In ancient times it was in fact in use, in the room where a deceased was composed, to cover the mirrors, to allow a peaceful passage into the afterlife. From this certainly also derives the traditional recognition of “he who wanders without a soul”, the vampire, the non-reflection par excellence and also the safest way to kill a basilisk (reptile that according to medieval beliefs gave death with a look , a bit like Medusa), instantly struck by his own image in the mirror.
The mirror is also used to communicate with spirits, and for divination, abilities similar to those of the crystal ball are attributed.
The diabolical incarnations avoid mirrors as their soul would appear in all its ugliness, as in an x-ray. The mirror is also a symbol of vanity and pride, as the myth of Narcissus recalls. In Christianity it is the Magdalene who is often represented with the mirror, the sinner who washes and anoints Christ’s feet with perfumed oil. In ancient Greece, the witches of Tessalya wrote their predictions, with human blood, on mirrors. Pythagoras taught that the Thessalians, presumed witches, were able to do wonders with the magic mirror, and even created the moon . The Romans knew how to read on mirrors, which they called “speculum”.
In Taoism the magic mirror shows the nature of evil influences but also has the power to remove them and that is why an octagonal mirror is placed above the doors of the houses. On the other hand, some traditions held that demons could not reflect each other and that, therefore, seeing each other they would die. Hence the use of mirrors also as tools of protection from evil forces (but we repeat: YOU MUST KNOW HOW TO USE THEM).
Even Feng Shui has its own philosophy regarding mirrors, believing that they reflect the Ch’i, the vital energy, favoring its circulation. For this reason, their use is recommended with the exception of some rooms, such as the bedroom, where an excessive flow of energy is counterproductive for sleep. Even in the Alexandrian catacombs, mirrors were found on which the formula ” Nosce ti Ipsum “, know thyself , was engraved , indicating that the only way to access this knowledge is to re-enter oneself.
In the field of divination, the mirror has been used since ancient times to ask spirits questions, just think of catoptromancy , divination with mirrors.
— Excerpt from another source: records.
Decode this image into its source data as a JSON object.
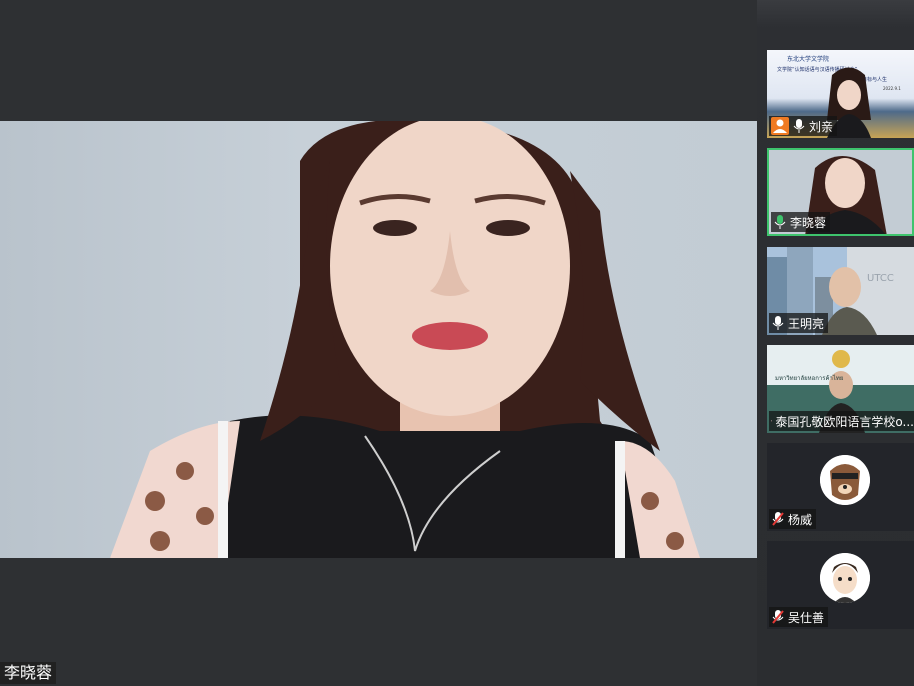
{
  "meeting": {
    "active_speaker": "李晓蓉"
  },
  "participants": [
    {
      "name": "刘亲",
      "mic": "on",
      "host": true
    },
    {
      "name": "李晓蓉",
      "mic": "speaking",
      "active": true
    },
    {
      "name": "王明亮",
      "mic": "on"
    },
    {
      "name": "泰国孔敬欧阳语言学校o...",
      "mic": "muted"
    },
    {
      "name": "杨威",
      "mic": "muted"
    },
    {
      "name": "吴仕善",
      "mic": "muted"
    }
  ],
  "tiles": {
    "slide_logo_text": "东北大学文学院",
    "slide_title": "文学院“认知话语与汉语传播研讨会”",
    "slide_subtitle": "暨你的目标与人生",
    "slide_date": "2022.9.1",
    "utcc_sign": "UTCC",
    "thai_banner": "มหาวิทยาลัยหอการค้าไทย"
  },
  "colors": {
    "active_border": "#3ec46d",
    "host_badge": "#f07a22",
    "muted_red": "#e53935"
  }
}
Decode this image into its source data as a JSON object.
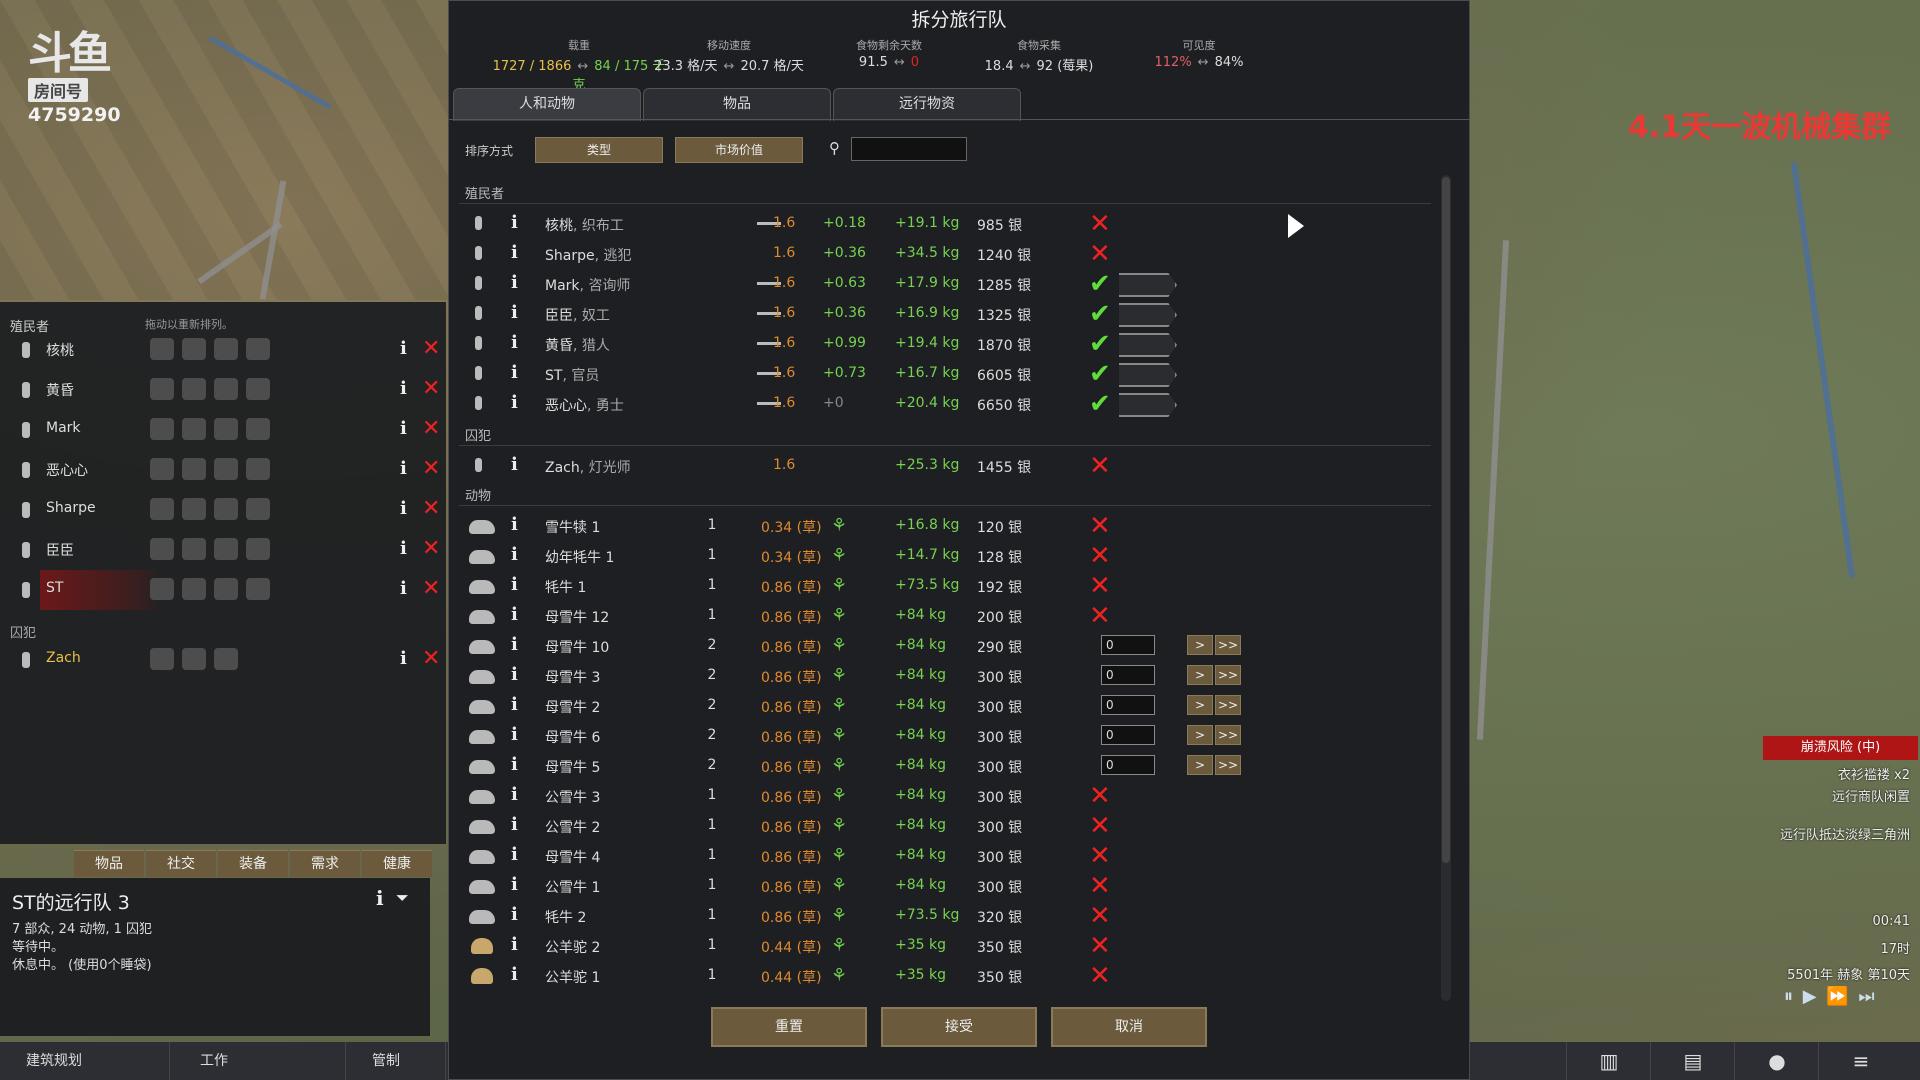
{
  "watermark": {
    "glyph": "斗鱼",
    "room_label": "房间号",
    "room_number": "4759290"
  },
  "overlay_text": "4.1天一波机械集群",
  "colonist_bar": {
    "header": "殖民者",
    "hint": "拖动以重新排列。",
    "colonists": [
      {
        "name": "核桃"
      },
      {
        "name": "黄昏"
      },
      {
        "name": "Mark"
      },
      {
        "name": "恶心心"
      },
      {
        "name": "Sharpe"
      },
      {
        "name": "臣臣"
      },
      {
        "name": "ST"
      }
    ],
    "prisoner_header": "囚犯",
    "prisoners": [
      {
        "name": "Zach"
      }
    ],
    "tabs": [
      "物品",
      "社交",
      "装备",
      "需求",
      "健康"
    ]
  },
  "caravan": {
    "title": "ST的远行队 3",
    "lines": [
      "7 部众, 24 动物, 1 囚犯",
      "等待中。",
      "休息中。 (使用0个睡袋)"
    ]
  },
  "bottom_bar": {
    "items": [
      "建筑规划",
      "工作",
      "管制"
    ],
    "icons": [
      "book-icon",
      "chart-icon",
      "bulb-icon",
      "menu-icon"
    ]
  },
  "dialog": {
    "title": "拆分旅行队",
    "stats": [
      {
        "label": "载重",
        "value_a": "1727 / 1866",
        "arrow": "↔",
        "value_b": "84 / 175 千克",
        "color_a": "#e8c04a",
        "color_b": "#77d24f"
      },
      {
        "label": "移动速度",
        "value_a": "23.3 格/天",
        "arrow": "↔",
        "value_b": "20.7 格/天",
        "color_a": "#dddddd",
        "color_b": "#dddddd"
      },
      {
        "label": "食物剩余天数",
        "value_a": "91.5",
        "arrow": "↔",
        "value_b": "0",
        "color_a": "#dddddd",
        "color_b": "#e22222"
      },
      {
        "label": "食物采集",
        "value_a": "18.4",
        "arrow": "↔",
        "value_b": "92 (莓果)",
        "color_a": "#dddddd",
        "color_b": "#dddddd"
      },
      {
        "label": "可见度",
        "value_a": "112%",
        "arrow": "↔",
        "value_b": "84%",
        "color_a": "#e06060",
        "color_b": "#dddddd"
      }
    ],
    "tabs": [
      "人和动物",
      "物品",
      "远行物资"
    ],
    "sort_label": "排序方式",
    "sort_buttons": [
      "类型",
      "市场价值"
    ],
    "search_value": "",
    "sections": {
      "colonists": "殖民者",
      "prisoners": "囚犯",
      "animals": "动物"
    },
    "colonist_rows": [
      {
        "name": "核桃",
        "role": "织布工",
        "mass": "1.6",
        "food": "+0.18",
        "cap": "+19.1 kg",
        "value": "985 银",
        "state": "x"
      },
      {
        "name": "Sharpe",
        "role": "逃犯",
        "mass": "1.6",
        "food": "+0.36",
        "cap": "+34.5 kg",
        "value": "1240 银",
        "state": "x"
      },
      {
        "name": "Mark",
        "role": "咨询师",
        "mass": "1.6",
        "food": "+0.63",
        "cap": "+17.9 kg",
        "value": "1285 银",
        "state": "check"
      },
      {
        "name": "臣臣",
        "role": "奴工",
        "mass": "1.6",
        "food": "+0.36",
        "cap": "+16.9 kg",
        "value": "1325 银",
        "state": "check"
      },
      {
        "name": "黄昏",
        "role": "猎人",
        "mass": "1.6",
        "food": "+0.99",
        "cap": "+19.4 kg",
        "value": "1870 银",
        "state": "check"
      },
      {
        "name": "ST",
        "role": "官员",
        "mass": "1.6",
        "food": "+0.73",
        "cap": "+16.7 kg",
        "value": "6605 银",
        "state": "check"
      },
      {
        "name": "恶心心",
        "role": "勇士",
        "mass": "1.6",
        "food": "+0",
        "cap": "+20.4 kg",
        "value": "6650 银",
        "state": "check"
      }
    ],
    "prisoner_rows": [
      {
        "name": "Zach",
        "role": "灯光师",
        "mass": "1.6",
        "cap": "+25.3 kg",
        "value": "1455 银",
        "state": "x"
      }
    ],
    "animal_rows": [
      {
        "name": "雪牛犊 1",
        "icon": "animal",
        "count": "1",
        "mass": "0.34 (草)",
        "cap": "+16.8 kg",
        "value": "120 银",
        "state": "x"
      },
      {
        "name": "幼年牦牛 1",
        "icon": "animal",
        "count": "1",
        "mass": "0.34 (草)",
        "cap": "+14.7 kg",
        "value": "128 银",
        "state": "x"
      },
      {
        "name": "牦牛 1",
        "icon": "animal",
        "count": "1",
        "mass": "0.86 (草)",
        "cap": "+73.5 kg",
        "value": "192 银",
        "state": "x"
      },
      {
        "name": "母雪牛 12",
        "icon": "animal",
        "count": "1",
        "mass": "0.86 (草)",
        "cap": "+84 kg",
        "value": "200 银",
        "state": "x"
      },
      {
        "name": "母雪牛 10",
        "icon": "animal",
        "count": "2",
        "mass": "0.86 (草)",
        "cap": "+84 kg",
        "value": "290 银",
        "state": "num",
        "num": "0"
      },
      {
        "name": "母雪牛 3",
        "icon": "animal",
        "count": "2",
        "mass": "0.86 (草)",
        "cap": "+84 kg",
        "value": "300 银",
        "state": "num",
        "num": "0"
      },
      {
        "name": "母雪牛 2",
        "icon": "animal",
        "count": "2",
        "mass": "0.86 (草)",
        "cap": "+84 kg",
        "value": "300 银",
        "state": "num",
        "num": "0"
      },
      {
        "name": "母雪牛 6",
        "icon": "animal",
        "count": "2",
        "mass": "0.86 (草)",
        "cap": "+84 kg",
        "value": "300 银",
        "state": "num",
        "num": "0"
      },
      {
        "name": "母雪牛 5",
        "icon": "animal",
        "count": "2",
        "mass": "0.86 (草)",
        "cap": "+84 kg",
        "value": "300 银",
        "state": "num",
        "num": "0"
      },
      {
        "name": "公雪牛 3",
        "icon": "animal",
        "count": "1",
        "mass": "0.86 (草)",
        "cap": "+84 kg",
        "value": "300 银",
        "state": "x"
      },
      {
        "name": "公雪牛 2",
        "icon": "animal",
        "count": "1",
        "mass": "0.86 (草)",
        "cap": "+84 kg",
        "value": "300 银",
        "state": "x"
      },
      {
        "name": "母雪牛 4",
        "icon": "animal",
        "count": "1",
        "mass": "0.86 (草)",
        "cap": "+84 kg",
        "value": "300 银",
        "state": "x"
      },
      {
        "name": "公雪牛 1",
        "icon": "animal",
        "count": "1",
        "mass": "0.86 (草)",
        "cap": "+84 kg",
        "value": "300 银",
        "state": "x"
      },
      {
        "name": "牦牛 2",
        "icon": "animal",
        "count": "1",
        "mass": "0.86 (草)",
        "cap": "+73.5 kg",
        "value": "320 银",
        "state": "x"
      },
      {
        "name": "公羊驼 2",
        "icon": "camel",
        "count": "1",
        "mass": "0.44 (草)",
        "cap": "+35 kg",
        "value": "350 银",
        "state": "x"
      },
      {
        "name": "公羊驼 1",
        "icon": "camel",
        "count": "1",
        "mass": "0.44 (草)",
        "cap": "+35 kg",
        "value": "350 银",
        "state": "x"
      }
    ],
    "footer_buttons": [
      "重置",
      "接受",
      "取消"
    ]
  },
  "right_hud": {
    "risk": "崩溃风险 (中)",
    "alerts": [
      "衣衫褴褛 x2",
      "远行商队闲置",
      "远行队抵达淡绿三角洲"
    ],
    "clock": "00:41",
    "hour": "17时",
    "date": "5501年 赫象 第10天"
  }
}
Having said this, we can understand the intrinsic value of this tool which, apparently, allows us to understand who we really are, sending us an inverted image, the other half of ourselves, as if it were a door to another world . As long as we don’t get trapped in that image, because the mirror, like the crystal ball, can show us our inner ghosts and, of course, seeing them is not always pleasant …
The reflection is the beginning of the journey and the discovery of how illusory everyday reality is. In the mirror we can recognize our invisible parts, which are nevertheless no less real than those we are confronted with on a daily basis.
A solar symbol, but also a lunar one, as it is ambivalent : if the reflection can show us our true nature, it can also confuse us, make us lose. It is interesting that originally we were reflected in the water, an element intimately linked to the essence of things: a portal to access parallel worlds that would otherwise be closed to us .